  • Luka Milisa

    Dare I say this – the reason why China’s 1.2 billion can appear to move in unison is not so much that of cultural togetherness (there are very strong local differences in China, but even at macro level – east vs centre, south vs north, Shanghai vs HK vs Beijing – this is not as much a homogeneous nation as what gets typically portrayed in the Western media), but one of strong central government – thing that is non-existent in Europe.
    Yes – socialism does indeed make it easier to create markets – the winners of which compete internationally!

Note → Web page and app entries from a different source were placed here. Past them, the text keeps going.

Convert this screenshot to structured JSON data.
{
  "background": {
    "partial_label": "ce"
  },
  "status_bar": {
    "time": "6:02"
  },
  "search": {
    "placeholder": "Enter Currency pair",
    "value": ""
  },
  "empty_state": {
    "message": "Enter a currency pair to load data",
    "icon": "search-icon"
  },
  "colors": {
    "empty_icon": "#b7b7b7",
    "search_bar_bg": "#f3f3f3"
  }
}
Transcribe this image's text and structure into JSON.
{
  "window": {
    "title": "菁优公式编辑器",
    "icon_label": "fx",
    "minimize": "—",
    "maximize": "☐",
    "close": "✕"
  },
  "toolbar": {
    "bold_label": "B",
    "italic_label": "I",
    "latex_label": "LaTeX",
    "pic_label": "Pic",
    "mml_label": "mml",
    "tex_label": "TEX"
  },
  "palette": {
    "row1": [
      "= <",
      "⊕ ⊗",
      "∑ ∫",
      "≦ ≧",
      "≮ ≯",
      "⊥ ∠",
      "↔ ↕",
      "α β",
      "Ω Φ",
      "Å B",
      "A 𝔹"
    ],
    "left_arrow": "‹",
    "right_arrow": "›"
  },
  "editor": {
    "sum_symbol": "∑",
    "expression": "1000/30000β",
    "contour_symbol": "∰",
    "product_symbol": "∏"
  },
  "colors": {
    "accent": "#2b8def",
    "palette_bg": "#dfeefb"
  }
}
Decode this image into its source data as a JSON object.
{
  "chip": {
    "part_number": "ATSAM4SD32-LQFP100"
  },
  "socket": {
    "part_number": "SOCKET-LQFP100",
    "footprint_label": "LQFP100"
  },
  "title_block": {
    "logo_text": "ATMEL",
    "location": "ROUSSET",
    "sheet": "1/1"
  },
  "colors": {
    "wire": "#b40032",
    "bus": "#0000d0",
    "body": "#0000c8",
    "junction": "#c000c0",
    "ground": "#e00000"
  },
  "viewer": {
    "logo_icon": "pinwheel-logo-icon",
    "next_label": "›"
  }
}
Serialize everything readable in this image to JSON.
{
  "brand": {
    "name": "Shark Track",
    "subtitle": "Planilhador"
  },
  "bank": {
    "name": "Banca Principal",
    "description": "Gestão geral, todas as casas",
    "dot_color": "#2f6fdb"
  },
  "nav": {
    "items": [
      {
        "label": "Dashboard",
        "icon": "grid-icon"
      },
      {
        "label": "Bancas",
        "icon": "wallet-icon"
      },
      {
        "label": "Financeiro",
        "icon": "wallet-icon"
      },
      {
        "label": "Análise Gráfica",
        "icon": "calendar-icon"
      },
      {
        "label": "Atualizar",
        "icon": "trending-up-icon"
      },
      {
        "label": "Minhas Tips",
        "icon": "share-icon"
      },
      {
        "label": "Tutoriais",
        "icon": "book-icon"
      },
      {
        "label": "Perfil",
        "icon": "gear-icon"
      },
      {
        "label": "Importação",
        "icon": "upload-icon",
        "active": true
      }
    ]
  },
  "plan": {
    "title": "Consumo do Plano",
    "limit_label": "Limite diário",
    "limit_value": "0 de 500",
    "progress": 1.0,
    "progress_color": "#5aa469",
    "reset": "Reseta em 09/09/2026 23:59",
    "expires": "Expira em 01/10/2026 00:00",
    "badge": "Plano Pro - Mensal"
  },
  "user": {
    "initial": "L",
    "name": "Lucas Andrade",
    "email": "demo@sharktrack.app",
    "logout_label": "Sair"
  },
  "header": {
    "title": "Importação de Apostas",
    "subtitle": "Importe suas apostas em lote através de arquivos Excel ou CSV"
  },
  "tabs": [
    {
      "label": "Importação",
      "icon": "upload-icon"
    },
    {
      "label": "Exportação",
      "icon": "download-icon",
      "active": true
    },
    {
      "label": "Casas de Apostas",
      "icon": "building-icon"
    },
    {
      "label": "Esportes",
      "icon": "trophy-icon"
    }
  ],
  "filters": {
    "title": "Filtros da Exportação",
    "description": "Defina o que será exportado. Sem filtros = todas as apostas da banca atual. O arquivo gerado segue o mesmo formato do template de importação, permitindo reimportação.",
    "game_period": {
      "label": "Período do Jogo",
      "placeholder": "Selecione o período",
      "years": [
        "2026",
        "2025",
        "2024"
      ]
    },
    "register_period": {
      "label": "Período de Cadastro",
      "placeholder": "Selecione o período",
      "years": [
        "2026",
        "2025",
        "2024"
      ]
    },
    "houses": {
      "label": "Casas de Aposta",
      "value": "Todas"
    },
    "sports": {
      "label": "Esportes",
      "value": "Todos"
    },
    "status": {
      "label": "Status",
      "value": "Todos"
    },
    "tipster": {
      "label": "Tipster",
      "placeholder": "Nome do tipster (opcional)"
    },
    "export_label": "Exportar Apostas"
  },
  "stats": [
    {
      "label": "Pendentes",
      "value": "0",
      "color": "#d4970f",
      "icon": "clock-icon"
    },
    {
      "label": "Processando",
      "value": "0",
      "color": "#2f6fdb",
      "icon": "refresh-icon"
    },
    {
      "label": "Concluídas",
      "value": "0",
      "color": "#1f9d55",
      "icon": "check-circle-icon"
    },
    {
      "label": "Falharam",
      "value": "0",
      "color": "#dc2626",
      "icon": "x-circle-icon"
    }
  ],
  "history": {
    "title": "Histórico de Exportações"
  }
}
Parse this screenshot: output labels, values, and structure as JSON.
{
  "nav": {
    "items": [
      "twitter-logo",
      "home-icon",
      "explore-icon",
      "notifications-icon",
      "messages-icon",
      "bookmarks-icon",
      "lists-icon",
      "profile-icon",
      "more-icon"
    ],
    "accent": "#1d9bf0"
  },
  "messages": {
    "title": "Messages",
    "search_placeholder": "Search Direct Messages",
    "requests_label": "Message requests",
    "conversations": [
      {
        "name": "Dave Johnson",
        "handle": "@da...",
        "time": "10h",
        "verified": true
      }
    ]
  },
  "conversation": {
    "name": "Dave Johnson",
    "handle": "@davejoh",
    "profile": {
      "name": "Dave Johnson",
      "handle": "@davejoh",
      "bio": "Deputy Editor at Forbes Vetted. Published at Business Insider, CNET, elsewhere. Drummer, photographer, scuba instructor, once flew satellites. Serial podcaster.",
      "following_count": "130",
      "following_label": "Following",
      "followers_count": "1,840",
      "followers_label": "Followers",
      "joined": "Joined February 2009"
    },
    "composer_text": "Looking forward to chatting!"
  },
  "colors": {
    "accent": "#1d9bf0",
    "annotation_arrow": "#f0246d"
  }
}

  • Visa and MasterCard need to focus on their members or investors needs, NOT each other. Their ridiculous spend on their own brand and sponsorship of ANYTHING to get their name in lights is one of the many reasons they FAIL. Europe is equally broken and dysfunctional. Go back to the past to fix things – keep it simple and focus on the customer…..they are the ones who ultimately pay the bills. The EU (all things, parliament, rules, currency) is just one huge gravy train for a minority at the expense of ALL. CUP will prosper because of mindsets like “EMV” which has gone nowhere in the last 15 years = US and chip card – ask Visa US????